Yesterday on the Ruby Slipper blog, I was commenting on a post about typewriters and I recalled what it was like when I bought my first electric typewriter. I was in junior high school and I remember eyeing a box at the local Gemco (or was it K-mart) that was for sale for $99 dollars. I saved up the money to buy it myself because I knew it was a luxury that I couldn’t ask Mum for.
I wanted that typewriter because it was my key to being a writer, of course. I couldn’t submit if I couldn’t type out my stories. I did submit my first story on that typewriter. It as a short story that I sent to the MZB Sword and Sorceress anthology. It was rejected with personalized comments and I wouldn’t submit again for almost another twenty years.
Describing the experience of typing on that typewriter brought me back somewhere. I’d have to carefully dab on whiteout to every mistyped letter and wait for it to dry. It brought me back to how painstaking it used to be. How careful I was in the very act of putting down words.
I had to look down at the third finger on my right hand. I have a little bump on my first knuckle that’s never gone away. My writer’s callus. I used to grip those big blue pencils so hard when I first learned how to write. The fat pencils without the erasers.
Very shortly after I learned how to string words into sentences, Mum told me you can make up stories and write them down. If they were good, people would pay you money for them. I was so excited! The prospect of making money as a child doing anything was such a dream. I think I’m going to admit that if I ever get interviewed about writing. I wanted to become a writer for the money.
All this got me thinking. These little sensations are what memories are made of. The smell of whiteout, the whir and click of my typewriter. The pain in my hand when I wrote so much that summer when Mum told me people could make money writing stories. I was worried when I woke up and couldn’t bend my finger because it was so swollen. Mum just had me soak in ice water and said, “You wrote too much.” I think she knew from experience.
I think all this was why I cried in the elevator when I knew I was going to be published.
I wonder what are the little sensations that make up memories now, when people start by typing on a computer and it’s that much easier? Or do they still have those fat blue pencils somewhere?
Nov 10, 2009 @ 08:15:05
Is it easier on a computer? My only experience with typewriters was Freshman typing class, and even half of that was taught on a wordprocessor.
Not that I”m so much younger than you (Dont’ know that I am at all), but my dad was a computer buff so we had them in the house from early elementary. I remember writing games on a TI computer that was the same era ast he Atari, but our TI had a keyboard (I learned to program in Basic on it). By the third grade I was typing papers using WordStar on a state-of-the-art computer that had the dual 5″ floppy drives and an internal hard drive (maybe 20mb?).

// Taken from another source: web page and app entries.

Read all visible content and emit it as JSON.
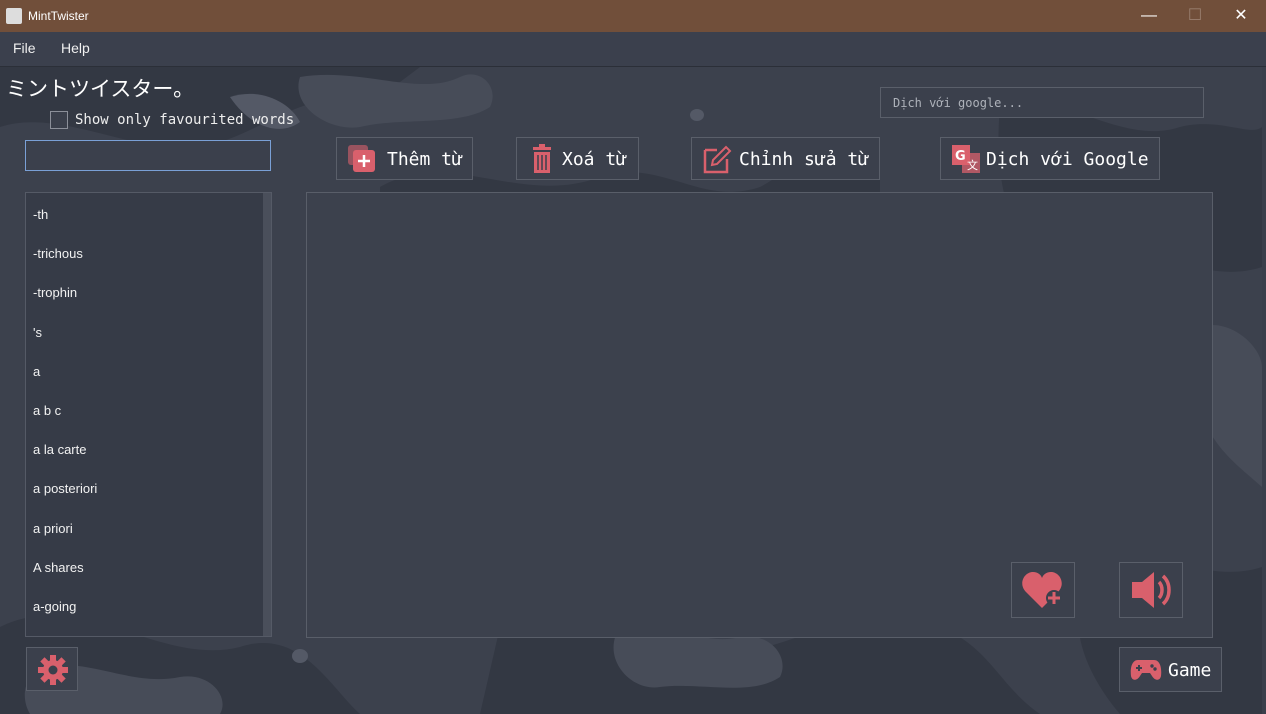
{
  "window": {
    "title": "MintTwister",
    "minimize": "—",
    "maximize": "☐",
    "close": "✕"
  },
  "menu": [
    "File",
    "Help"
  ],
  "app_title": "ミントツイスター。",
  "favourite_filter": {
    "label": "Show only favourited words",
    "checked": false
  },
  "search": {
    "value": ""
  },
  "google_search": {
    "placeholder": "Dịch với google..."
  },
  "toolbar": {
    "add_label": "Thêm từ",
    "delete_label": "Xoá từ",
    "edit_label": "Chỉnh sửa từ",
    "translate_label": "Dịch với Google"
  },
  "word_list": [
    "-th",
    "-trichous",
    "-trophin",
    "'s",
    "a",
    "a b c",
    "a la carte",
    "a posteriori",
    "a priori",
    "A shares",
    "a-going"
  ],
  "game_label": "Game",
  "colors": {
    "accent": "#d9606c",
    "titlebar": "#714f3a",
    "panel": "#3b404c"
  },
  "icons": [
    "settings-gear-icon",
    "heart-plus-icon",
    "speaker-icon",
    "gamepad-icon",
    "add-square-icon",
    "trash-icon",
    "edit-icon",
    "google-translate-icon"
  ]
}
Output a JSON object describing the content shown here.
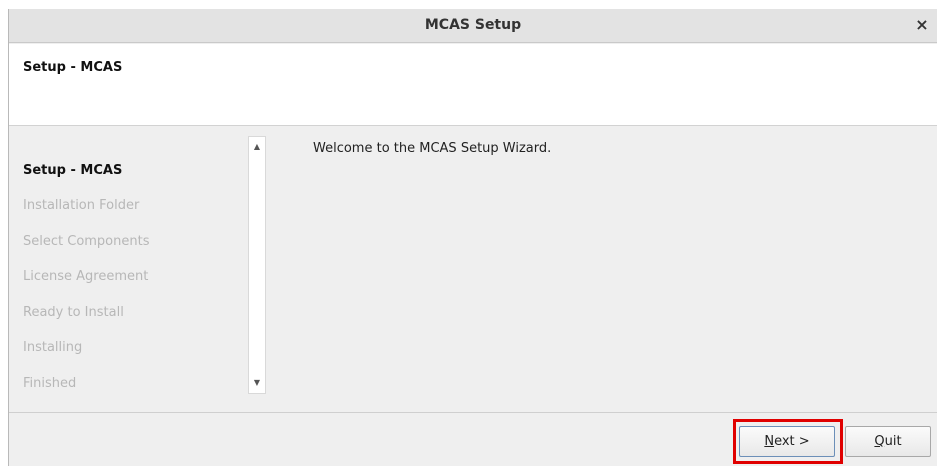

I definitely have fond memories of sitting in our basement, writing things on our computer, black screen with white letters (we had a color monitor! state of the art!). And was it ^B around a section that made words bold? ^i for italic.
Nov 10, 2009 @ 10:30:38
Oh I love hearing about how my fellow writers got their start. I can’t imagine writing without a computer. Just think of how much easier the internet and the computer have made it to write a book. I’m not sure we’d ever have been able to do this without them. Of course, I guess in the past maybe the sheer challenge weeded some people out. Hmm…
Nov 10, 2009 @ 11:07:52
I wrote the first half of my first “novel” at 11 on an electric typewriter. It even had a little screen that showed you the first three or four words per line that you were writing so you could backspace if you needed to.
I think that old Brother typewriter is in my parent’s attic somewhere…
Nov 10, 2009 @ 12:35:54
Kristi – We had a computer, but no printer! All we did was play games on it. I handwrote all my high school essays (they still allowed it) and typed my college essay on that same typewriter. Imagine my delight when I discovered WordPerfect!
Lisa – That’s an interesting point. Only the strong survived. I imagine there were a lot less queries when they were all done through snail mail.
Dara – That’s lovely! You should keep that typewriter. Stephen King’s typewriter is worth a bundle.